With the return of two Chibok girls, hope builds for the release of all
(GIN) | 6/2/2016, 10:36 a.m.
(GIN)—When news broke that a Chibok girl, one of the more than 200 Chibok schoolgirls missing for the past two years, had been discovered not far from where her kidnapping took place, there was no greater story that day in Nigeria.
Initial reports said the girl, Amina Ali Nkeki, was found at the edge of Sambisa Forest, accompanied by a man who claimed to be her husband but was suspected to be a Boko Haram insurgent. She carried a 4-month-old baby, likely born in captivity.
From there, her life entered a maelstrom of photo ops with politicians, a reception with President Muhammadu Buhari, speeches and global media coverage.
Nigerian author and professor, Okey Ndibe, recalled the day. “It was brouhaha all the way,” he said. “Borno State Gov. Kashim Shettima feted the 19-year-old mother. The next day, President Muhammadu Buhari welcomed Amina and her baby to Aso Rock, his official residence, where cameramen were at hand to snap photos as he cradled the young child in his arms. Speaking on behalf of the Nigerian state, the president promised that Amina would receive the best physical, psychological and emotional health care Nigeria can provide.

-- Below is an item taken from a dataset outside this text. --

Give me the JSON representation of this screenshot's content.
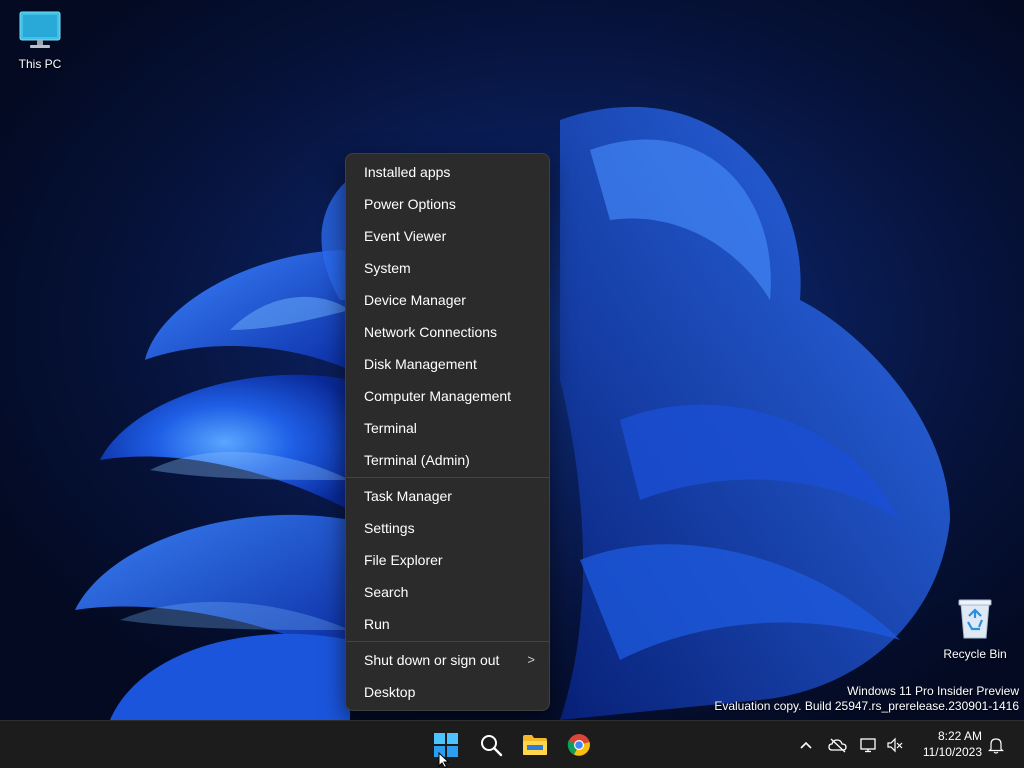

You’d think, watching all the excitement, that all 219 schoolgirls, not just one, had been spirited from their abductors.”
Then, two days after Nkeki’s rescue, a second rescue was announced by the Nigerian military. With the discovery of Serah Luka, Nigerians felt that the remaining 200 plus victims would shortly be freed.
But “the second success story turned out a dud,” Ndibe observed. Chibok parents questioned the military’s claim that Luka was one of the schoolgirls. Neither her name nor her image was on the roster of the missing schoolgirls.
“Whether it was an honest mistake or a calculated fib, the misidentification of Serah as one of the Chibok schoolgirls further fueled conspiracy theories,” Ndibe said. “Some critics saw the first and second rescues as politically orchestrated maneuvers, a plot by the Buhari administration and its champions to deflect attention from biting economic crises and deepening social misery.”
He added,“For me, the question isn’t whether Amina represents some political ruse but why the military establishment of Africa’s most populous country hasn’t been able to comb Sambisa Forest to rescue the other schoolgirls abducted more than two years ago. I am amazed that the military and the political authorities would make such fuss over the accidental—not planned—rescue of a solitary captive. One found the air of celebration around Amina altogether embarrassing. It’s absurd that the rescue of one out of 219 missing girls was turned into an occasion to blow the trumpet.”
Ndibe concluded with a touch of regret, “Amina, Serah and Sambisa Forest are metaphors of a country whose malaise is deep-rooted, increasingly troubling, and potentially tragic ... Mr. Buhari’s burden is to view and treat every Nigerian with the same concern and solicitude he showed to Amina. All Nigerians, not just Amina, deserve access to sound health care, good education and the opportunity to realize their potential.”